> [EXERCISE]
Each line of the listing is to be copied exactly.

> [DATA FOR THIS TASK]
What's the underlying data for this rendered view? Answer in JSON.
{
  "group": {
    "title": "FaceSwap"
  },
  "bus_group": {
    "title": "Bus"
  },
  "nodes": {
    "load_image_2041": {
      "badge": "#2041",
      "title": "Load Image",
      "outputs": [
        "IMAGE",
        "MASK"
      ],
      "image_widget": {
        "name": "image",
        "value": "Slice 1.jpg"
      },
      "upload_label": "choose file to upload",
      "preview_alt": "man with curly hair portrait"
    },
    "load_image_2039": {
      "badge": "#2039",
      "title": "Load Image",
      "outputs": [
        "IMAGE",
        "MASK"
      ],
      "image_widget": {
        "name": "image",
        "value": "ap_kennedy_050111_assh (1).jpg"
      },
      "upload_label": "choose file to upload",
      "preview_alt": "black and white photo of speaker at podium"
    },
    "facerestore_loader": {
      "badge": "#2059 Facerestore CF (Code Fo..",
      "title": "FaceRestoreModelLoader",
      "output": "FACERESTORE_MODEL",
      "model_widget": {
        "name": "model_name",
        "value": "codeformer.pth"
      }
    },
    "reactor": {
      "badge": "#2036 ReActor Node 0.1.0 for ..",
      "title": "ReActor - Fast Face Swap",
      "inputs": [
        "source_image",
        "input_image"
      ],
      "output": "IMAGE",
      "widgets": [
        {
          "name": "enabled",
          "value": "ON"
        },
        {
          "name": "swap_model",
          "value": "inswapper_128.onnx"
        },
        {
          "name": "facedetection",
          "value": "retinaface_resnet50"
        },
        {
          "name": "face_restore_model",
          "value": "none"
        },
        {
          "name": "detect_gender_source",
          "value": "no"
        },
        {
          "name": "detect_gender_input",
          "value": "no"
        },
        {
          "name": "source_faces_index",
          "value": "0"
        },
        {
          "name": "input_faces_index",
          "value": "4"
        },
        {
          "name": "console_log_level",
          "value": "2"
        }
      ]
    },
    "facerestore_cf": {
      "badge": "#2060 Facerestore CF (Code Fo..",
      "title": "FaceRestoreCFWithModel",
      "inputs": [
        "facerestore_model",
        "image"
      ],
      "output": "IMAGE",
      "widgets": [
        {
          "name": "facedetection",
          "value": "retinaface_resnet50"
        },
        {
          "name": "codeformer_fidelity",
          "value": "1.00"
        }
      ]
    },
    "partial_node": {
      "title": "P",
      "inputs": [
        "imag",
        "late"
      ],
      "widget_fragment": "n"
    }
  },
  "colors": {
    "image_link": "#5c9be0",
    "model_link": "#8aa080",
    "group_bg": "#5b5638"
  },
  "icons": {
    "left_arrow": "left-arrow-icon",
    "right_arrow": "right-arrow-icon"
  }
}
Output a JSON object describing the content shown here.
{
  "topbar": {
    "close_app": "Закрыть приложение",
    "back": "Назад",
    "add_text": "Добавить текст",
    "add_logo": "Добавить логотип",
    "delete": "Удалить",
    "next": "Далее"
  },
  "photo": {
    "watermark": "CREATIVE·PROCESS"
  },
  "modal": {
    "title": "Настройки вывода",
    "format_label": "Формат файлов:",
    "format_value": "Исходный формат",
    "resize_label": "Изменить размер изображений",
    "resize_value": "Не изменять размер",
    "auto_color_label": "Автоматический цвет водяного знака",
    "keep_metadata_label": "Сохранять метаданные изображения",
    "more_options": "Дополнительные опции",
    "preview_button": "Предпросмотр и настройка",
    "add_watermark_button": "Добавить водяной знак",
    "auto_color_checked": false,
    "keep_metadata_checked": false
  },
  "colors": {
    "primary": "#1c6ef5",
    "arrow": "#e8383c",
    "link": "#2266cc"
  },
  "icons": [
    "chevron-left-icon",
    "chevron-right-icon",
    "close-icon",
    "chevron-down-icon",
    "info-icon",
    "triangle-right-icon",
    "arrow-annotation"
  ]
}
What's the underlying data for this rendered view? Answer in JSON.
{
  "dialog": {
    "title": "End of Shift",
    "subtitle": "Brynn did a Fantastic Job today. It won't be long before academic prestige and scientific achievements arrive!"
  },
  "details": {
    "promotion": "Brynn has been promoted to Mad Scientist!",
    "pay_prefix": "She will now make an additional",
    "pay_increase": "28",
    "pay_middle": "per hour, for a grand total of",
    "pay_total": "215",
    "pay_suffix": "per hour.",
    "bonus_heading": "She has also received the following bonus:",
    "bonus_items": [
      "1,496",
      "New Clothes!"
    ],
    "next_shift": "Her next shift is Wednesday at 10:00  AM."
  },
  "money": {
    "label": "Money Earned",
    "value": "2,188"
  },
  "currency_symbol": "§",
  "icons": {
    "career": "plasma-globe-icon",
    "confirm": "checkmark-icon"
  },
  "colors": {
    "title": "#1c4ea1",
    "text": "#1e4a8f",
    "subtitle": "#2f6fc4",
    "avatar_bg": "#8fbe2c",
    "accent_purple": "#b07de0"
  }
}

> [ANSWER SECTION]
What's the underlying data for this rendered view? Answer in JSON.
{
  "group": {
    "title": "FaceSwap"
  },
  "bus_group": {
    "title": "Bus"
  },
  "nodes": {
    "load_image_2041": {
      "badge": "#2041",
      "title": "Load Image",
      "outputs": [
        "IMAGE",
        "MASK"
      ],
      "image_widget": {
        "name": "image",
        "value": "Slice 1.jpg"
      },
      "upload_label": "choose file to upload",
      "preview_alt": "man with curly hair portrait"
    },
    "load_image_2039": {
      "badge": "#2039",
      "title": "Load Image",
      "outputs": [
        "IMAGE",
        "MASK"
      ],
      "image_widget": {
        "name": "image",
        "value": "ap_kennedy_050111_assh (1).jpg"
      },
      "upload_label": "choose file to upload",
      "preview_alt": "black and white photo of speaker at podium"
    },
    "facerestore_loader": {
      "badge": "#2059 Facerestore CF (Code Fo..",
      "title": "FaceRestoreModelLoader",
      "output": "FACERESTORE_MODEL",
      "model_widget": {
        "name": "model_name",
        "value": "codeformer.pth"
      }
    },
    "reactor": {
      "badge": "#2036 ReActor Node 0.1.0 for ..",
      "title": "ReActor - Fast Face Swap",
      "inputs": [
        "source_image",
        "input_image"
      ],
      "output": "IMAGE",
      "widgets": [
        {
          "name": "enabled",
          "value": "ON"
        },
        {
          "name": "swap_model",
          "value": "inswapper_128.onnx"
        },
        {
          "name": "facedetection",
          "value": "retinaface_resnet50"
        },
        {
          "name": "face_restore_model",
          "value": "none"
        },
        {
          "name": "detect_gender_source",
          "value": "no"
        },
        {
          "name": "detect_gender_input",
          "value": "no"
        },
        {
          "name": "source_faces_index",
          "value": "0"
        },
        {
          "name": "input_faces_index",
          "value": "4"
        },
        {
          "name": "console_log_level",
          "value": "2"
        }
      ]
    },
    "facerestore_cf": {
      "badge": "#2060 Facerestore CF (Code Fo..",
      "title": "FaceRestoreCFWithModel",
      "inputs": [
        "facerestore_model",
        "image"
      ],
      "output": "IMAGE",
      "widgets": [
        {
          "name": "facedetection",
          "value": "retinaface_resnet50"
        },
        {
          "name": "codeformer_fidelity",
          "value": "1.00"
        }
      ]
    },
    "partial_node": {
      "title": "P",
      "inputs": [
        "imag",
        "late"
      ],
      "widget_fragment": "n"
    }
  },
  "colors": {
    "image_link": "#5c9be0",
    "model_link": "#8aa080",
    "group_bg": "#5b5638"
  },
  "icons": {
    "left_arrow": "left-arrow-icon",
    "right_arrow": "right-arrow-icon"
  }
}
Output a JSON object describing the content shown here.
{
  "topbar": {
    "close_app": "Закрыть приложение",
    "back": "Назад",
    "add_text": "Добавить текст",
    "add_logo": "Добавить логотип",
    "delete": "Удалить",
    "next": "Далее"
  },
  "photo": {
    "watermark": "CREATIVE·PROCESS"
  },
  "modal": {
    "title": "Настройки вывода",
    "format_label": "Формат файлов:",
    "format_value": "Исходный формат",
    "resize_label": "Изменить размер изображений",
    "resize_value": "Не изменять размер",
    "auto_color_label": "Автоматический цвет водяного знака",
    "keep_metadata_label": "Сохранять метаданные изображения",
    "more_options": "Дополнительные опции",
    "preview_button": "Предпросмотр и настройка",
    "add_watermark_button": "Добавить водяной знак",
    "auto_color_checked": false,
    "keep_metadata_checked": false
  },
  "colors": {
    "primary": "#1c6ef5",
    "arrow": "#e8383c",
    "link": "#2266cc"
  },
  "icons": [
    "chevron-left-icon",
    "chevron-right-icon",
    "close-icon",
    "chevron-down-icon",
    "info-icon",
    "triangle-right-icon",
    "arrow-annotation"
  ]
}
What's the underlying data for this rendered view? Answer in JSON.
{
  "dialog": {
    "title": "End of Shift",
    "subtitle": "Brynn did a Fantastic Job today. It won't be long before academic prestige and scientific achievements arrive!"
  },
  "details": {
    "promotion": "Brynn has been promoted to Mad Scientist!",
    "pay_prefix": "She will now make an additional",
    "pay_increase": "28",
    "pay_middle": "per hour, for a grand total of",
    "pay_total": "215",
    "pay_suffix": "per hour.",
    "bonus_heading": "She has also received the following bonus:",
    "bonus_items": [
      "1,496",
      "New Clothes!"
    ],
    "next_shift": "Her next shift is Wednesday at 10:00  AM."
  },
  "money": {
    "label": "Money Earned",
    "value": "2,188"
  },
  "currency_symbol": "§",
  "icons": {
    "career": "plasma-globe-icon",
    "confirm": "checkmark-icon"
  },
  "colors": {
    "title": "#1c4ea1",
    "text": "#1e4a8f",
    "subtitle": "#2f6fc4",
    "avatar_bg": "#8fbe2c",
    "accent_purple": "#b07de0"
  }
}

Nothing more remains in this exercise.